She also adores her new husband. There are 16 years between 45-year-old Loreto and her 61-year-old husband. “I never dated someone older before, but it is not an issue. José is very young, both in his attitude and in his heart, and he loves young people.”
The two originally met about 10 years ago but at the time he was getting married. “I thought, ‘Who is this charming man?’”
Fortunately they would meet later under different circumstances. “We met again when he was ambassador to Italy. I was on a 10-day sailing cruise and my friend told me that I had to call him when I got back to Rome. I put off calling him until the end of my vacation, my last night in Rome,” Loreto remembered. “When I called, he invited me to dinner. It was a perfect night, so romantic. The weather was balmy and we walked and talked until 2 a.m. We kept in touch after that. Only when he was ambassador to Mexico and I was at the OAS, about four years later, we started dating in a serious way.”
And then this independent-minded woman got really serious and finally decided to take the plunge. Today, the happily married couple are enjoying Washington life, whether at the recent Rammy restaurant awards gala, where only Chilean wine was served, or biking along the Crescent Trail. “The first thing we bought when we came here was new bikes. We are biking fanatics,” Loreto noted.
As much as she enjoys her diplomatic fairytale romance, Loreto said she will never forget how important her family, her best friends and many others have always been to her. “My friends, both men and women, have been one of the main pillars in my life; they are like family to me. Without them, I would not be here today.”

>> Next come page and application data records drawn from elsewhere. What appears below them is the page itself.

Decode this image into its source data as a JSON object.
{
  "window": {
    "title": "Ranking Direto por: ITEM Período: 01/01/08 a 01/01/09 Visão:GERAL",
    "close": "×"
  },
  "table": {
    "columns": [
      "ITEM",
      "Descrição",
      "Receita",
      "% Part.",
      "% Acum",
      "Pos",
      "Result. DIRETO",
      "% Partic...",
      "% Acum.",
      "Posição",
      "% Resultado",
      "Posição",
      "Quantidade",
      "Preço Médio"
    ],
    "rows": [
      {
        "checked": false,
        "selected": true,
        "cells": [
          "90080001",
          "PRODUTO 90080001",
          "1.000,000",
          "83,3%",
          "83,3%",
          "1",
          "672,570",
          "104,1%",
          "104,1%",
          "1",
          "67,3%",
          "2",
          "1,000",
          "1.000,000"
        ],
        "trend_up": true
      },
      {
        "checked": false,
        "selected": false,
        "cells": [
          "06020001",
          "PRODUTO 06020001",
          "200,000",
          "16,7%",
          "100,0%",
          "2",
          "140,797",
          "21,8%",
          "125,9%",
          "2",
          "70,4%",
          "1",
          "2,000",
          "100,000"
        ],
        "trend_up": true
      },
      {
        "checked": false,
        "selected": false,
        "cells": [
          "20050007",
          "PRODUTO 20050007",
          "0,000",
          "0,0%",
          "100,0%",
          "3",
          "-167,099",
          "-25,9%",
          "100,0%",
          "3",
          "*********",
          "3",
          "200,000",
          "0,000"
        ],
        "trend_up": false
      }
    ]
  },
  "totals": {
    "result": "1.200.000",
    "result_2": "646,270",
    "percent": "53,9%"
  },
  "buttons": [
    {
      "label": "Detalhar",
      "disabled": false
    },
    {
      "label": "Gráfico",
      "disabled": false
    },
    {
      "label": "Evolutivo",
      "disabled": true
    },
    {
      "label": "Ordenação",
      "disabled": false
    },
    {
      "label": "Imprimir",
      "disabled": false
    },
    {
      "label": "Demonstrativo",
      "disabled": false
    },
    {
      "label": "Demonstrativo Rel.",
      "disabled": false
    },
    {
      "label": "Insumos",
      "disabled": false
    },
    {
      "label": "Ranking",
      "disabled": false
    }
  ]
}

About the Author
Gail Scott is a contributing writer for The Washington Diplomat and lifestyle columnist for the Diplomatic Pouch.